SELAH — A Yakima County resident is taking the Selah City Council and the city to court, alleging the council violated open meetings laws when it authorized a crackdown on chalk art.
The lawsuit by Trent Wilkinson, filed in Yakima County Superior Court on Monday, alleges that council members voted 5-2 in a closed-door meeting to direct city staff to remove chalk art from city streets.
“No notice was given by the Selah City Council to the public that a vote would be taken on whether or not the city of Selah would be removing chalk art,” the lawsuit states. “Defendants’ conduct in making decisions in violation of the (Open Public Meetings Act) is ongoing and violates the clear intent and purpose of the OPMA.”
Selah City Attorney D.R. “Rob” Case said he had only received lawsuit the day before, and that the city does not comment on active litigation.
“I have no substantive comment,” Case said.
Washington’s public meetings act requires governing bodies to conduct business in open meetings. It allows for closed-door executive sessions to discuss imminent litigation, real-estate negotiations and personnel matters, but forbids councils and other governing bodies from acting and voting in those meetings.
In June, the city repeatedly erased chalk art supporting the Black Lives Matter movement drawn on a dead end city street, prompting protests and additional chalk art drawn around the city. The chalk art often supported the Black Lives Matter movement, decried racism and was critical of City Administrator Don Wayman.
At the July 28 City Council meeting, Councilman Kevin Wickenhagen spoke about the concerns with treating chalk art as protected speech. Wayman then reminded him that the council had approved the cleanup efforts, according to court documents and a YouTube recording of the meeting.
“We had two council members vote against cleaning it up,” Wayman said at the meeting. “But there were five that voted for it, so where are we at here? Are we changing?”

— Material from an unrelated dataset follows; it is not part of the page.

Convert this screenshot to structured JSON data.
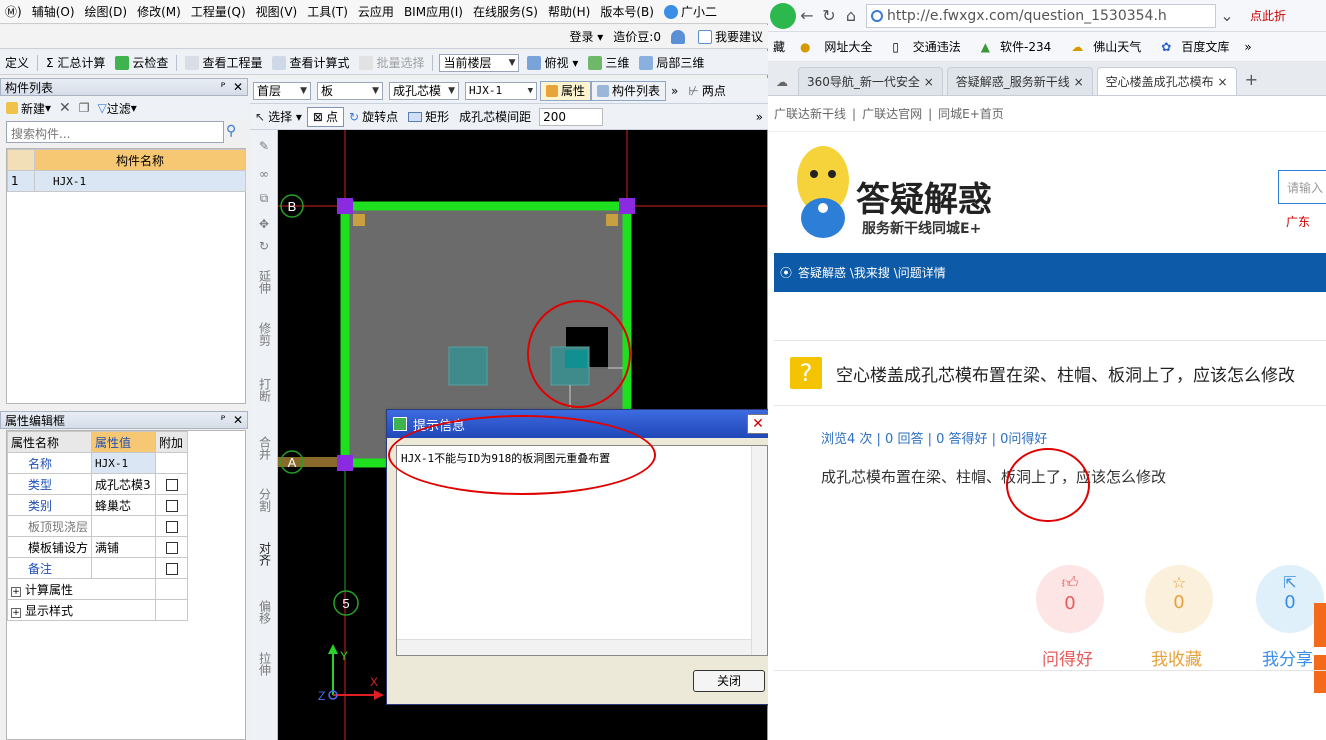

Attorney Tim Hall, who is representing Wilkinson, said it appears that the vote was taken during an earlier executive session to discuss personnel matters as there were no public votes on that matter in previous meetings.
“The executive session vote and secretive deliberative process by the city of Selah on whether or not to remove chalk art from public places within the city of Selah violated the OPMA by failing to be transparent and having a quorum of the council take a secret vote that was intended to be a final action as admitted by City Administrator Don Wayman,” the lawsuit states.

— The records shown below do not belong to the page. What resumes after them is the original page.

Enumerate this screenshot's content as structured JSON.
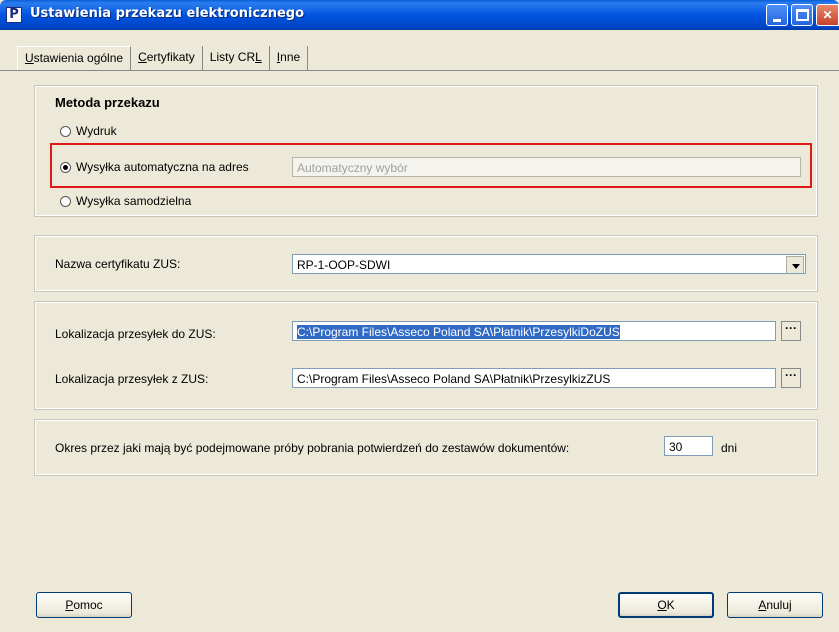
{
  "window": {
    "title": "Ustawienia przekazu elektronicznego",
    "app_icon_letter": "P"
  },
  "tabs": [
    {
      "label_underlined": "U",
      "label_rest": "stawienia ogólne",
      "active": true
    },
    {
      "label_underlined": "C",
      "label_rest": "ertyfikaty",
      "active": false
    },
    {
      "label_prefix": "Listy CR",
      "label_underlined": "L",
      "active": false
    },
    {
      "label_underlined": "I",
      "label_rest": "nne",
      "active": false
    }
  ],
  "method": {
    "heading": "Metoda przekazu",
    "options": [
      {
        "label": "Wydruk",
        "selected": false
      },
      {
        "label": "Wysyłka automatyczna na adres",
        "selected": true
      },
      {
        "label": "Wysyłka samodzielna",
        "selected": false
      }
    ],
    "address_placeholder": "Automatyczny wybór"
  },
  "certificate": {
    "label": "Nazwa certyfikatu ZUS:",
    "value": "RP-1-OOP-SDWI"
  },
  "locations": {
    "to_label": "Lokalizacja przesyłek do ZUS:",
    "to_value": "C:\\Program Files\\Asseco Poland SA\\Płatnik\\PrzesylkiDoZUS",
    "from_label": "Lokalizacja przesyłek z ZUS:",
    "from_value": "C:\\Program Files\\Asseco Poland SA\\Płatnik\\PrzesylkizZUS",
    "browse_label": "···"
  },
  "period": {
    "label": "Okres przez jaki mają być podejmowane próby pobrania potwierdzeń do zestawów dokumentów:",
    "value": "30",
    "unit": "dni"
  },
  "buttons": {
    "help_ul": "P",
    "help_rest": "omoc",
    "ok_ul": "O",
    "ok_rest": "K",
    "cancel_ul": "A",
    "cancel_rest": "nuluj"
  }
}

In the lawsuit, Wilkinson asks the court to declare the council violated the meetings act, rescind the action that was taken and have the city pay attorneys’ fees.